··· MATERIALS PROVIDED
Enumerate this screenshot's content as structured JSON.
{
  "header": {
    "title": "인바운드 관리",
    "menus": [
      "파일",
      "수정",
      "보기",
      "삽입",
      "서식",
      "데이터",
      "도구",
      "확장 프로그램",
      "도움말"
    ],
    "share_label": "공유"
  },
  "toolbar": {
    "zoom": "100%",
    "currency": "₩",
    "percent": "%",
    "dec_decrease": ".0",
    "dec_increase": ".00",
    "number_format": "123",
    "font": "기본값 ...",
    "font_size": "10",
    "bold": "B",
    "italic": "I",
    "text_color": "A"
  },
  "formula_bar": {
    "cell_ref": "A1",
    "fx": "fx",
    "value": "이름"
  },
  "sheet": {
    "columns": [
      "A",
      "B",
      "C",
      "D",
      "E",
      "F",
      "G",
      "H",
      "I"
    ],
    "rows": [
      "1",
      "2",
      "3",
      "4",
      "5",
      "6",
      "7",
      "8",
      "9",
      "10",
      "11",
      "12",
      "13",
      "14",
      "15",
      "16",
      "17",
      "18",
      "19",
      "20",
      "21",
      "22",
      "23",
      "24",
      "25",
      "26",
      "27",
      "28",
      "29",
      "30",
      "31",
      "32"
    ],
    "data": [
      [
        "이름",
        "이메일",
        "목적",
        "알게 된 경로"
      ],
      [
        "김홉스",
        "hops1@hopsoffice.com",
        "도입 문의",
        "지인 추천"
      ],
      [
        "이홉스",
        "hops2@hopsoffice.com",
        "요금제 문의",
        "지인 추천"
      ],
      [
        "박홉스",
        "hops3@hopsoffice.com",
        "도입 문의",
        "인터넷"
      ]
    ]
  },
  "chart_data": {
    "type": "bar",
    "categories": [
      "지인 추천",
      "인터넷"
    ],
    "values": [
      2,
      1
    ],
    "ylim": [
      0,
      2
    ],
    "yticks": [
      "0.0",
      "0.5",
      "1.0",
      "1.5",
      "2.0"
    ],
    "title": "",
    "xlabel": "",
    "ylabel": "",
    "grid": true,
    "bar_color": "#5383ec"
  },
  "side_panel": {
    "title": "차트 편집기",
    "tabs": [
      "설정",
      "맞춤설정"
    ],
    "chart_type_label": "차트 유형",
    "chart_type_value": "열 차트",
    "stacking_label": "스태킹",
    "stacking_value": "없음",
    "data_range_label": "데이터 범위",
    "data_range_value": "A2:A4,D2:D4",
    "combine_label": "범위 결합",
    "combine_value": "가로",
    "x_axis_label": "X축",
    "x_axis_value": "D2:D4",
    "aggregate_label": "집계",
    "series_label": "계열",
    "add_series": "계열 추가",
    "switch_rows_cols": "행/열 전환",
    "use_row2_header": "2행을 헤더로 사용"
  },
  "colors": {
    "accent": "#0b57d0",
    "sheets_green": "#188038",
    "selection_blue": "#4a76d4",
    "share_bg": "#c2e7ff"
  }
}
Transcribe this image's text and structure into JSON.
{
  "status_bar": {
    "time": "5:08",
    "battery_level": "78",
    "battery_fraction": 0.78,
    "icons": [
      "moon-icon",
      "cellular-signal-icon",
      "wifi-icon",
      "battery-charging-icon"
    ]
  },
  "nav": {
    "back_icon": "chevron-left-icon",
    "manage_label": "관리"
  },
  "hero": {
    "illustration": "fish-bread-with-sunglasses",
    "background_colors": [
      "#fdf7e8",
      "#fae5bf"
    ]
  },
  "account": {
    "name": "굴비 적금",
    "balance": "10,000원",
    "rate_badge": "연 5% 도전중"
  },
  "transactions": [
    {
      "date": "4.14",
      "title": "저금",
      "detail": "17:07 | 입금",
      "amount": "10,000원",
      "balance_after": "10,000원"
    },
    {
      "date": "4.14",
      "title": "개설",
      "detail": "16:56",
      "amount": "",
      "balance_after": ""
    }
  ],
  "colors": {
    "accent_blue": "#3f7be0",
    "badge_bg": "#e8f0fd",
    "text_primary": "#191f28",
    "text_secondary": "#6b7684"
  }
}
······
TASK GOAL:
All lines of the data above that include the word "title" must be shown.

OUTPUT OF THE EXERCISE:
    "title": "인바운드 관리",
    "title": "",
    "title": "차트 편집기",
      "title": "저금",
      "title": "개설",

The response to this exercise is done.